● EXERCISE
Could you output all of the records below exactly as they appear?

Data records
════════════════

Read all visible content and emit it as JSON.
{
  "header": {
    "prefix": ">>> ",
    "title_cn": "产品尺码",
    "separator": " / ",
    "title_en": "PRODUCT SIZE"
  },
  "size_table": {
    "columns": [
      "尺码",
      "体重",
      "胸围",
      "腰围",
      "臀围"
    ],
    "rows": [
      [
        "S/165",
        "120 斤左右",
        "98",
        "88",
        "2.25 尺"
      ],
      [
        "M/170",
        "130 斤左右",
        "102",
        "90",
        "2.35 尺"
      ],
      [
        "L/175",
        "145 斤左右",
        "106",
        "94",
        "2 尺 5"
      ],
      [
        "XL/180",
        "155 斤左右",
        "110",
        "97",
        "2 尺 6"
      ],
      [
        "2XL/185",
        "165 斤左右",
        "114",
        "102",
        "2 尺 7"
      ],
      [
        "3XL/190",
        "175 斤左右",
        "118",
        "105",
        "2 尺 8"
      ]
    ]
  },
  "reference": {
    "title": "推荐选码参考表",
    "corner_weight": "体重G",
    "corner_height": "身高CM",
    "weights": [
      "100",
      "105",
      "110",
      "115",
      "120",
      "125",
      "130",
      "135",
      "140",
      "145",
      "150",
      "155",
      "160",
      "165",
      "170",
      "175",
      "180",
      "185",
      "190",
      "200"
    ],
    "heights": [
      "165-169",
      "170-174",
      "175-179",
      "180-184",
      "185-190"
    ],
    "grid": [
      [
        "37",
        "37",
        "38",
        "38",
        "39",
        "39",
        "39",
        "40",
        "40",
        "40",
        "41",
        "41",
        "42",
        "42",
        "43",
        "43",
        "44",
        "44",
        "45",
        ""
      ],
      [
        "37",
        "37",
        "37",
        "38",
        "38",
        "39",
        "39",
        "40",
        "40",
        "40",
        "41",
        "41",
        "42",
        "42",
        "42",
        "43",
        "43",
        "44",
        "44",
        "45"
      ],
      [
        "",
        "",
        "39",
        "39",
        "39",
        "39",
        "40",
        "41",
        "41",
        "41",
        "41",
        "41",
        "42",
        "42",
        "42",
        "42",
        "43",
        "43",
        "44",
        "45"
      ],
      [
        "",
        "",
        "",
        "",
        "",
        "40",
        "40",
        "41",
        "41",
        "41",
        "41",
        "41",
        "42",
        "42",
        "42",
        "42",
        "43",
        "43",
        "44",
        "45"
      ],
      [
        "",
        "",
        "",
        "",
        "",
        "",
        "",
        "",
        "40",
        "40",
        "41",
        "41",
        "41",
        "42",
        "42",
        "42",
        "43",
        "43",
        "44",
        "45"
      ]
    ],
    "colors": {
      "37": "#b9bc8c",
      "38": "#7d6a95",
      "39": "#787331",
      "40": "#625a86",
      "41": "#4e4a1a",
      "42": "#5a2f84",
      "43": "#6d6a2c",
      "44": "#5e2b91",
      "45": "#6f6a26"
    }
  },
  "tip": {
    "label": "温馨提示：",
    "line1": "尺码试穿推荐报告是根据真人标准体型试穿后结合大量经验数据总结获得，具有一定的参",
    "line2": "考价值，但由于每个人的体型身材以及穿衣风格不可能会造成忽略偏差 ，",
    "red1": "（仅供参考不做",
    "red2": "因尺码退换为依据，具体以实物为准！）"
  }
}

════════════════

● OUTPUT OF THE TASK
Read all visible content and emit it as JSON.
{
  "header": {
    "prefix": ">>> ",
    "title_cn": "产品尺码",
    "separator": " / ",
    "title_en": "PRODUCT SIZE"
  },
  "size_table": {
    "columns": [
      "尺码",
      "体重",
      "胸围",
      "腰围",
      "臀围"
    ],
    "rows": [
      [
        "S/165",
        "120 斤左右",
        "98",
        "88",
        "2.25 尺"
      ],
      [
        "M/170",
        "130 斤左右",
        "102",
        "90",
        "2.35 尺"
      ],
      [
        "L/175",
        "145 斤左右",
        "106",
        "94",
        "2 尺 5"
      ],
      [
        "XL/180",
        "155 斤左右",
        "110",
        "97",
        "2 尺 6"
      ],
      [
        "2XL/185",
        "165 斤左右",
        "114",
        "102",
        "2 尺 7"
      ],
      [
        "3XL/190",
        "175 斤左右",
        "118",
        "105",
        "2 尺 8"
      ]
    ]
  },
  "reference": {
    "title": "推荐选码参考表",
    "corner_weight": "体重G",
    "corner_height": "身高CM",
    "weights": [
      "100",
      "105",
      "110",
      "115",
      "120",
      "125",
      "130",
      "135",
      "140",
      "145",
      "150",
      "155",
      "160",
      "165",
      "170",
      "175",
      "180",
      "185",
      "190",
      "200"
    ],
    "heights": [
      "165-169",
      "170-174",
      "175-179",
      "180-184",
      "185-190"
    ],
    "grid": [
      [
        "37",
        "37",
        "38",
        "38",
        "39",
        "39",
        "39",
        "40",
        "40",
        "40",
        "41",
        "41",
        "42",
        "42",
        "43",
        "43",
        "44",
        "44",
        "45",
        ""
      ],
      [
        "37",
        "37",
        "37",
        "38",
        "38",
        "39",
        "39",
        "40",
        "40",
        "40",
        "41",
        "41",
        "42",
        "42",
        "42",
        "43",
        "43",
        "44",
        "44",
        "45"
      ],
      [
        "",
        "",
        "39",
        "39",
        "39",
        "39",
        "40",
        "41",
        "41",
        "41",
        "41",
        "41",
        "42",
        "42",
        "42",
        "42",
        "43",
        "43",
        "44",
        "45"
      ],
      [
        "",
        "",
        "",
        "",
        "",
        "40",
        "40",
        "41",
        "41",
        "41",
        "41",
        "41",
        "42",
        "42",
        "42",
        "42",
        "43",
        "43",
        "44",
        "45"
      ],
      [
        "",
        "",
        "",
        "",
        "",
        "",
        "",
        "",
        "40",
        "40",
        "41",
        "41",
        "41",
        "42",
        "42",
        "42",
        "43",
        "43",
        "44",
        "45"
      ]
    ],
    "colors": {
      "37": "#b9bc8c",
      "38": "#7d6a95",
      "39": "#787331",
      "40": "#625a86",
      "41": "#4e4a1a",
      "42": "#5a2f84",
      "43": "#6d6a2c",
      "44": "#5e2b91",
      "45": "#6f6a26"
    }
  },
  "tip": {
    "label": "温馨提示：",
    "line1": "尺码试穿推荐报告是根据真人标准体型试穿后结合大量经验数据总结获得，具有一定的参",
    "line2": "考价值，但由于每个人的体型身材以及穿衣风格不可能会造成忽略偏差 ，",
    "red1": "（仅供参考不做",
    "red2": "因尺码退换为依据，具体以实物为准！）"
  }
}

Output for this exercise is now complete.